### Exercise details
Filter the lines below, keeping each one that holds "updated".

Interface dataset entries
- - -

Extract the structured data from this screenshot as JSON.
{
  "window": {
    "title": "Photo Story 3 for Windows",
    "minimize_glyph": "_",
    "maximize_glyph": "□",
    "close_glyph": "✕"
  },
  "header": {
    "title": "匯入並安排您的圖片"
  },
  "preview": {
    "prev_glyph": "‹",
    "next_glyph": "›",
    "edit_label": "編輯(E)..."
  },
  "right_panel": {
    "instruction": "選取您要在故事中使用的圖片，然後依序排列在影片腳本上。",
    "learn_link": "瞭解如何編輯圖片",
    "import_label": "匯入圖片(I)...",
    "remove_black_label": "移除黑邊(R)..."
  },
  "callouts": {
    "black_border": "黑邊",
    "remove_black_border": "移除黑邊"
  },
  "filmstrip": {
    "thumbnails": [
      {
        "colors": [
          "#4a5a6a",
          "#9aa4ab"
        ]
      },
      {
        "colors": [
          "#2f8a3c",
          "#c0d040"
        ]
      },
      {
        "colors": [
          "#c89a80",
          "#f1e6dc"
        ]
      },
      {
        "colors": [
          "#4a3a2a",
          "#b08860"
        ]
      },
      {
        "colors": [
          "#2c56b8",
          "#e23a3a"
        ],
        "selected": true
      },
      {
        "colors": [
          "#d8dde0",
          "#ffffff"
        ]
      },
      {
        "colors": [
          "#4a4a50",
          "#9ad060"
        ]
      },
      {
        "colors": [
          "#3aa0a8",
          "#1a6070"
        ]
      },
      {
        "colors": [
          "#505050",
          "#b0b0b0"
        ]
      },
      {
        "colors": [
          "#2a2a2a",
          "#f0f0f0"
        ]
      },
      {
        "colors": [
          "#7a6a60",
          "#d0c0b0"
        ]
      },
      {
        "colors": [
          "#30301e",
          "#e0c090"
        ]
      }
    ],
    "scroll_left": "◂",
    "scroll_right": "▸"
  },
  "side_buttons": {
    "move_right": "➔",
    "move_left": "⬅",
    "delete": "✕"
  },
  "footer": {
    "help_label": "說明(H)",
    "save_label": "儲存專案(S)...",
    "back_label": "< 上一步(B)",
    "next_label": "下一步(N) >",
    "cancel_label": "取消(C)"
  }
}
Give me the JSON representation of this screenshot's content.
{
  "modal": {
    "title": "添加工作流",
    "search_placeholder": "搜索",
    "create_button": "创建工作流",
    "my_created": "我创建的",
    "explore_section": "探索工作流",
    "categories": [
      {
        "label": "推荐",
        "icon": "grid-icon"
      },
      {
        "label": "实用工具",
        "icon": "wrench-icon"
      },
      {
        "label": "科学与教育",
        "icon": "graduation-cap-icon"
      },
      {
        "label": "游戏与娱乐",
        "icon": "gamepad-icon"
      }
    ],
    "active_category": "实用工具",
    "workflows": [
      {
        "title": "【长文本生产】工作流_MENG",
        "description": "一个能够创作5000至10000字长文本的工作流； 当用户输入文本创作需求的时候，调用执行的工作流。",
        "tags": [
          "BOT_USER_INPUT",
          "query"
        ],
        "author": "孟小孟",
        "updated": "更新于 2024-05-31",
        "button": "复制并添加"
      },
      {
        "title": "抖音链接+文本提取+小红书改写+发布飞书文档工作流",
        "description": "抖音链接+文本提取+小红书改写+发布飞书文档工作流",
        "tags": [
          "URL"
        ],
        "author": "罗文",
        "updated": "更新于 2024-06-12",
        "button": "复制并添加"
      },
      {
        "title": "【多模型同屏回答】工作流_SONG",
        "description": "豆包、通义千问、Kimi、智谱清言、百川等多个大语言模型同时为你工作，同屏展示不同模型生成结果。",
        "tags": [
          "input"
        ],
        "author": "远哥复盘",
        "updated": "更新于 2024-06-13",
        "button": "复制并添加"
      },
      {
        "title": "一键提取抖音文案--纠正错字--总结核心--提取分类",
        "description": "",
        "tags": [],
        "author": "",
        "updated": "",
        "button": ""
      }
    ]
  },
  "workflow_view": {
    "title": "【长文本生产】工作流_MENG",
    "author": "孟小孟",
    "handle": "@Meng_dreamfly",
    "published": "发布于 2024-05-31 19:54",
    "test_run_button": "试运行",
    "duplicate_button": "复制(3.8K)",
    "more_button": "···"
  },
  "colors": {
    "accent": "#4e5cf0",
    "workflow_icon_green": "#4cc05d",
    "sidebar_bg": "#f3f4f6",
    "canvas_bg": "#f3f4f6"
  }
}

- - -

### Your response
        "updated": "更新于 2024-05-31",
        "updated": "更新于 2024-06-12",
        "updated": "更新于 2024-06-13",
        "updated": "",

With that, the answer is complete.